EXERCISE OBJECTIVE. The output should match, line for line, the records from the line containing "Convert this screenshot" through the line containing "Extract the structured", with every picture left out.

AVAILABLE DATA.
Content starts
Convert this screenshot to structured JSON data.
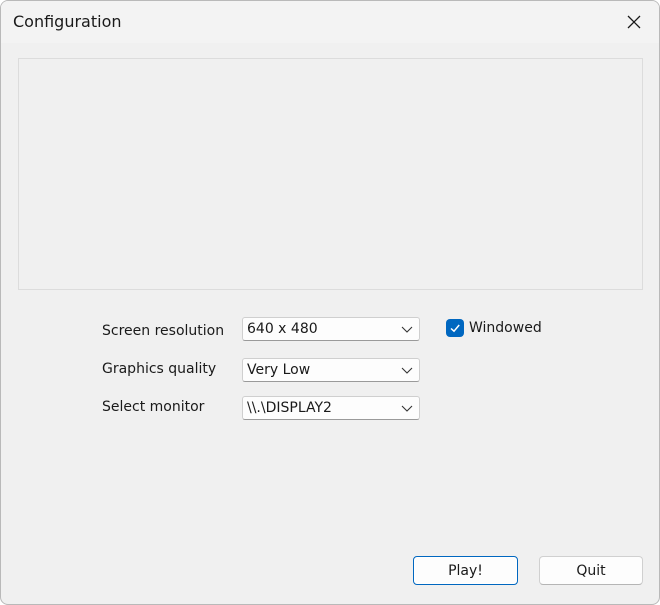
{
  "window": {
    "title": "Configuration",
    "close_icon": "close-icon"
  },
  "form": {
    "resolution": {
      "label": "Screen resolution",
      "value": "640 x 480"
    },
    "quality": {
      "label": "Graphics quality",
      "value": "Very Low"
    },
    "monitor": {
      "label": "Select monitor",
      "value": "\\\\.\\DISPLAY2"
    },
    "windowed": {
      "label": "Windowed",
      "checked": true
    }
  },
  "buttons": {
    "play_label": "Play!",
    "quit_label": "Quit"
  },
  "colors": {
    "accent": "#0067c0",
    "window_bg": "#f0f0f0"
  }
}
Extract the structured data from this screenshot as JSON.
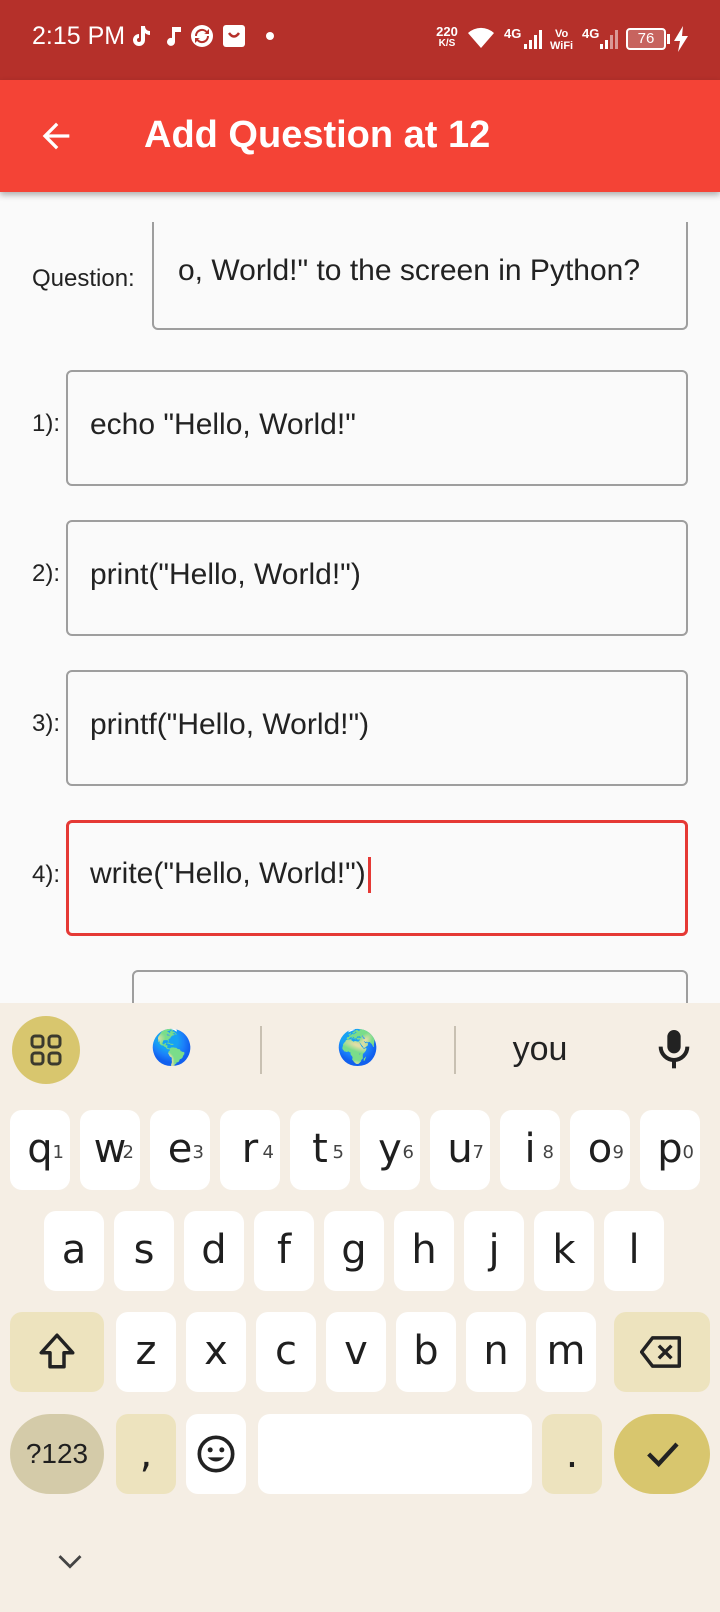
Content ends
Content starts
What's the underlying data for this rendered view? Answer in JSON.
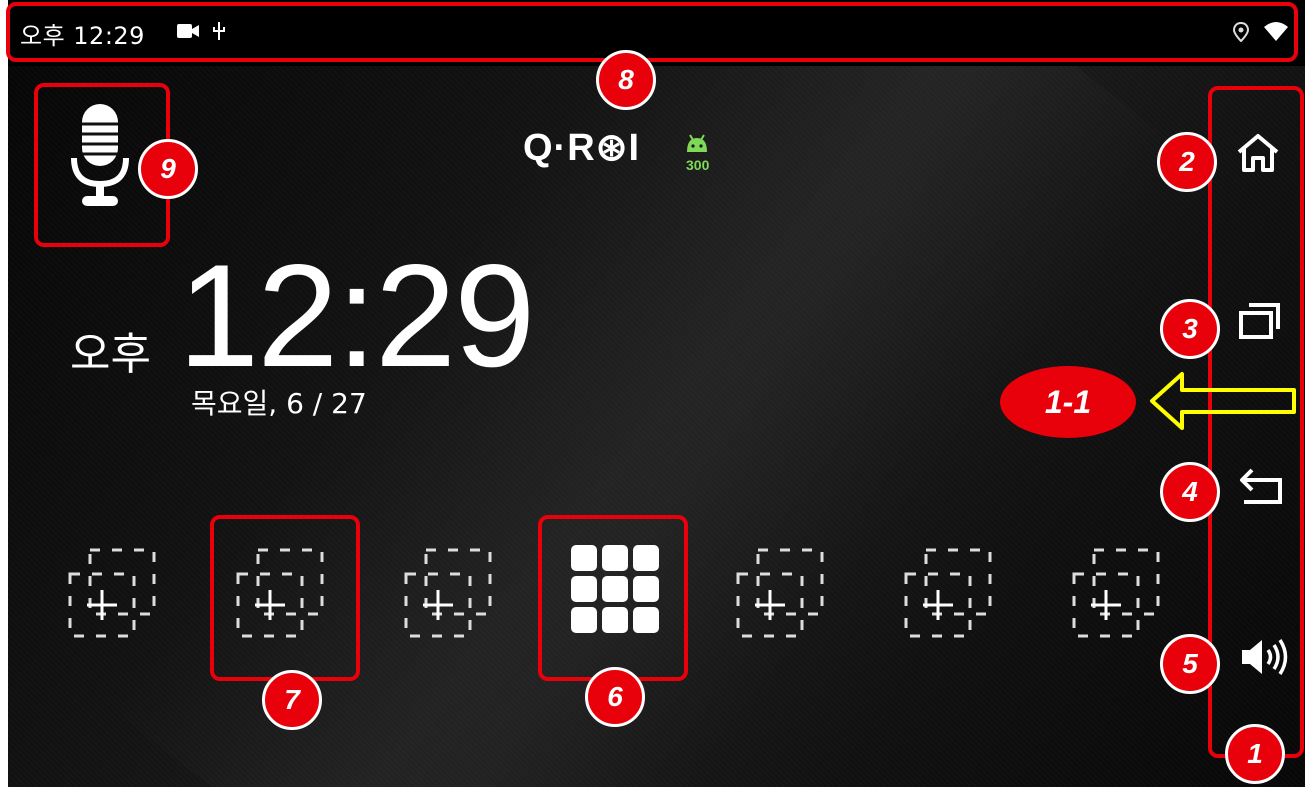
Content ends
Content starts
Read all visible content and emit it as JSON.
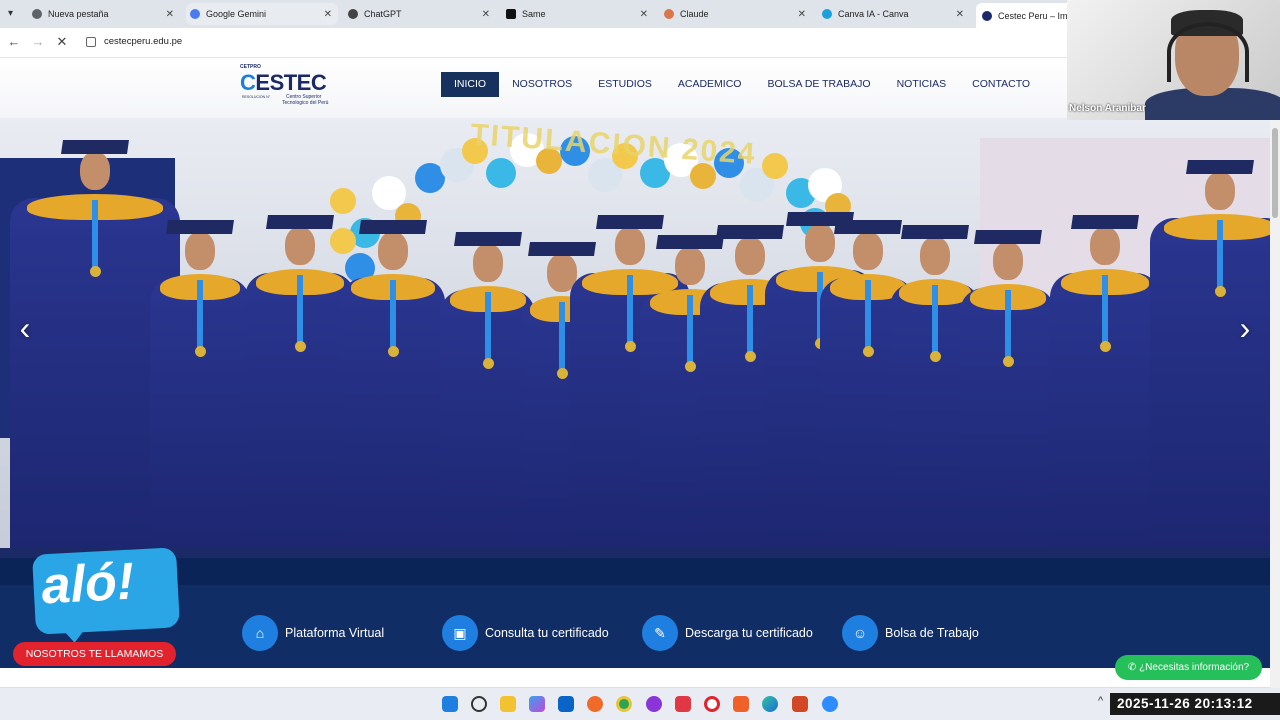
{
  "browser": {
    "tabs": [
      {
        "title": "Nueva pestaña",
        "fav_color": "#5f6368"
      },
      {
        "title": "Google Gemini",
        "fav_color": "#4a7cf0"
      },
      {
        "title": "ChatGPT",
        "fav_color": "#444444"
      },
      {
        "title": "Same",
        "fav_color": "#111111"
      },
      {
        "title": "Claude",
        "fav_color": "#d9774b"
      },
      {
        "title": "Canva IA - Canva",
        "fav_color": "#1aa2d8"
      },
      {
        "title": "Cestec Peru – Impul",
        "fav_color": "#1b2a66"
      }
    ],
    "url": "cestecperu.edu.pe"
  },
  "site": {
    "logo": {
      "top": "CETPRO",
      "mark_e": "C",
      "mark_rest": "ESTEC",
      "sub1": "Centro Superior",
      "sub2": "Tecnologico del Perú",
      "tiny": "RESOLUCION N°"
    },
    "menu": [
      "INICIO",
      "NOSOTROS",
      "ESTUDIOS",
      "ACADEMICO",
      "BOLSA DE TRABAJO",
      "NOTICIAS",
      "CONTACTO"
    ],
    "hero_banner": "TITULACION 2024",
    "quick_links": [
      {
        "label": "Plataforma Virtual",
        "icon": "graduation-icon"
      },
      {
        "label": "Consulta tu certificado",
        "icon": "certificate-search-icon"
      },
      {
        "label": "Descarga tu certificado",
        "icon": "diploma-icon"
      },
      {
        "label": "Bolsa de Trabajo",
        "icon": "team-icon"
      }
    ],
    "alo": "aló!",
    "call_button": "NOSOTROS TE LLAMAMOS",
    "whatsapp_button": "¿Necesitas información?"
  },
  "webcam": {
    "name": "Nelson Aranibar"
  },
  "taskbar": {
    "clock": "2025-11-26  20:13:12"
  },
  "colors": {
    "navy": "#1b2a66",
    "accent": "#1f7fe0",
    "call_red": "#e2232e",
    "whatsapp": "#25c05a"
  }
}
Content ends
EXERCISE OUTPUT.
Convert this screenshot to structured JSON data.
{
  "window": {
    "title": "Configuration",
    "close_icon": "close-icon"
  },
  "form": {
    "resolution": {
      "label": "Screen resolution",
      "value": "640 x 480"
    },
    "quality": {
      "label": "Graphics quality",
      "value": "Very Low"
    },
    "monitor": {
      "label": "Select monitor",
      "value": "\\\\.\\DISPLAY2"
    },
    "windowed": {
      "label": "Windowed",
      "checked": true
    }
  },
  "buttons": {
    "play_label": "Play!",
    "quit_label": "Quit"
  },
  "colors": {
    "accent": "#0067c0",
    "window_bg": "#f0f0f0"
  }
}
Extract the structured data from this screenshot as JSON.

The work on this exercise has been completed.